▶ **ABOUT THIS EXERCISE**: Exact copy, no pictures: restate each entry below word for word.

§

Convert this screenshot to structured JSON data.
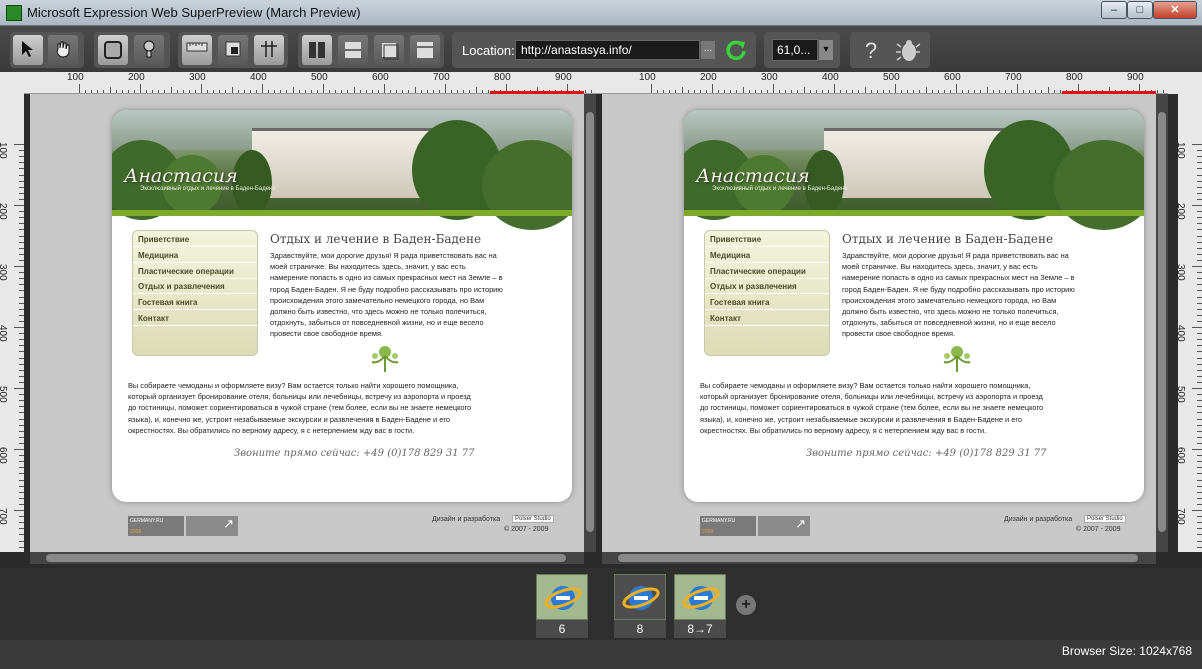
{
  "window": {
    "title": "Microsoft Expression Web SuperPreview (March Preview)",
    "minimize": "–",
    "maximize": "□",
    "close": "✕"
  },
  "toolbar": {
    "location_label": "Location:",
    "url": "http://anastasya.info/",
    "url_more": "...",
    "zoom": "61,0...",
    "zoom_dropdown": "▾",
    "help": "?"
  },
  "rulers": {
    "h_labels": [
      "100",
      "200",
      "300",
      "400",
      "500",
      "600",
      "700",
      "800",
      "900"
    ],
    "v_labels": [
      "100",
      "200",
      "300",
      "400",
      "500",
      "600",
      "700"
    ]
  },
  "page": {
    "logo": "Анастасия",
    "slogan": "Эксклюзивный отдых и лечение в Баден-Бадене",
    "menu": [
      "Приветствие",
      "Медицина",
      "Пластические операции",
      "Отдых и развлечения",
      "Гостевая книга",
      "Контакт"
    ],
    "heading": "Отдых и лечение в Баден-Бадене",
    "intro_lines": [
      "Здравствуйте, мои дорогие друзья! Я рада приветствовать вас на",
      "моей страничке. Вы находитесь здесь, значит, у вас есть",
      "намерение попасть в одно из самых прекрасных мест на Земле – в",
      "город Баден-Баден. Я не буду подробно рассказывать про историю",
      "происхождения этого замечательно немецкого города, но Вам",
      "должно быть известно, что здесь можно не только полечиться,",
      "отдохнуть, забыться от повседневной жизни, но и еще весело",
      "провести свое свободное время."
    ],
    "body_lines": [
      "Вы собираете чемоданы и оформляете визу? Вам остается только найти хорошего помощника,",
      "который организует бронирование отеля, больницы или лечебницы, встречу из аэропорта и проезд",
      "до гостиницы, поможет сориентироваться в чужой стране (тем более, если вы не знаете немецкого",
      "языка), и, конечно же, устроит незабываемые экскурсии и развлечения в Баден-Бадене и его",
      "окрестностях. Вы обратились по верному адресу, я с нетерпением жду вас в гости."
    ],
    "phone": "Звоните прямо сейчас: +49 (0)178 829 31 77",
    "badge_germany": "GERMANY.RU",
    "badge_year": "2008",
    "design_credit": "Дизайн и разработка",
    "studio": "Polser Studio",
    "copyright": "© 2007 - 2009"
  },
  "browsers": [
    {
      "version": "6"
    },
    {
      "version": "8"
    },
    {
      "version": "8→7"
    }
  ],
  "add_browser": "+",
  "status": {
    "browser_size": "Browser Size: 1024x768"
  }
}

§

▶ **TASK RESULT**:
Convert this screenshot to structured JSON data.
{
  "window": {
    "title": "Microsoft Expression Web SuperPreview (March Preview)",
    "minimize": "–",
    "maximize": "□",
    "close": "✕"
  },
  "toolbar": {
    "location_label": "Location:",
    "url": "http://anastasya.info/",
    "url_more": "...",
    "zoom": "61,0...",
    "zoom_dropdown": "▾",
    "help": "?"
  },
  "rulers": {
    "h_labels": [
      "100",
      "200",
      "300",
      "400",
      "500",
      "600",
      "700",
      "800",
      "900"
    ],
    "v_labels": [
      "100",
      "200",
      "300",
      "400",
      "500",
      "600",
      "700"
    ]
  },
  "page": {
    "logo": "Анастасия",
    "slogan": "Эксклюзивный отдых и лечение в Баден-Бадене",
    "menu": [
      "Приветствие",
      "Медицина",
      "Пластические операции",
      "Отдых и развлечения",
      "Гостевая книга",
      "Контакт"
    ],
    "heading": "Отдых и лечение в Баден-Бадене",
    "intro_lines": [
      "Здравствуйте, мои дорогие друзья! Я рада приветствовать вас на",
      "моей страничке. Вы находитесь здесь, значит, у вас есть",
      "намерение попасть в одно из самых прекрасных мест на Земле – в",
      "город Баден-Баден. Я не буду подробно рассказывать про историю",
      "происхождения этого замечательно немецкого города, но Вам",
      "должно быть известно, что здесь можно не только полечиться,",
      "отдохнуть, забыться от повседневной жизни, но и еще весело",
      "провести свое свободное время."
    ],
    "body_lines": [
      "Вы собираете чемоданы и оформляете визу? Вам остается только найти хорошего помощника,",
      "который организует бронирование отеля, больницы или лечебницы, встречу из аэропорта и проезд",
      "до гостиницы, поможет сориентироваться в чужой стране (тем более, если вы не знаете немецкого",
      "языка), и, конечно же, устроит незабываемые экскурсии и развлечения в Баден-Бадене и его",
      "окрестностях. Вы обратились по верному адресу, я с нетерпением жду вас в гости."
    ],
    "phone": "Звоните прямо сейчас: +49 (0)178 829 31 77",
    "badge_germany": "GERMANY.RU",
    "badge_year": "2008",
    "design_credit": "Дизайн и разработка",
    "studio": "Polser Studio",
    "copyright": "© 2007 - 2009"
  },
  "browsers": [
    {
      "version": "6"
    },
    {
      "version": "8"
    },
    {
      "version": "8→7"
    }
  ],
  "add_browser": "+",
  "status": {
    "browser_size": "Browser Size: 1024x768"
  }
}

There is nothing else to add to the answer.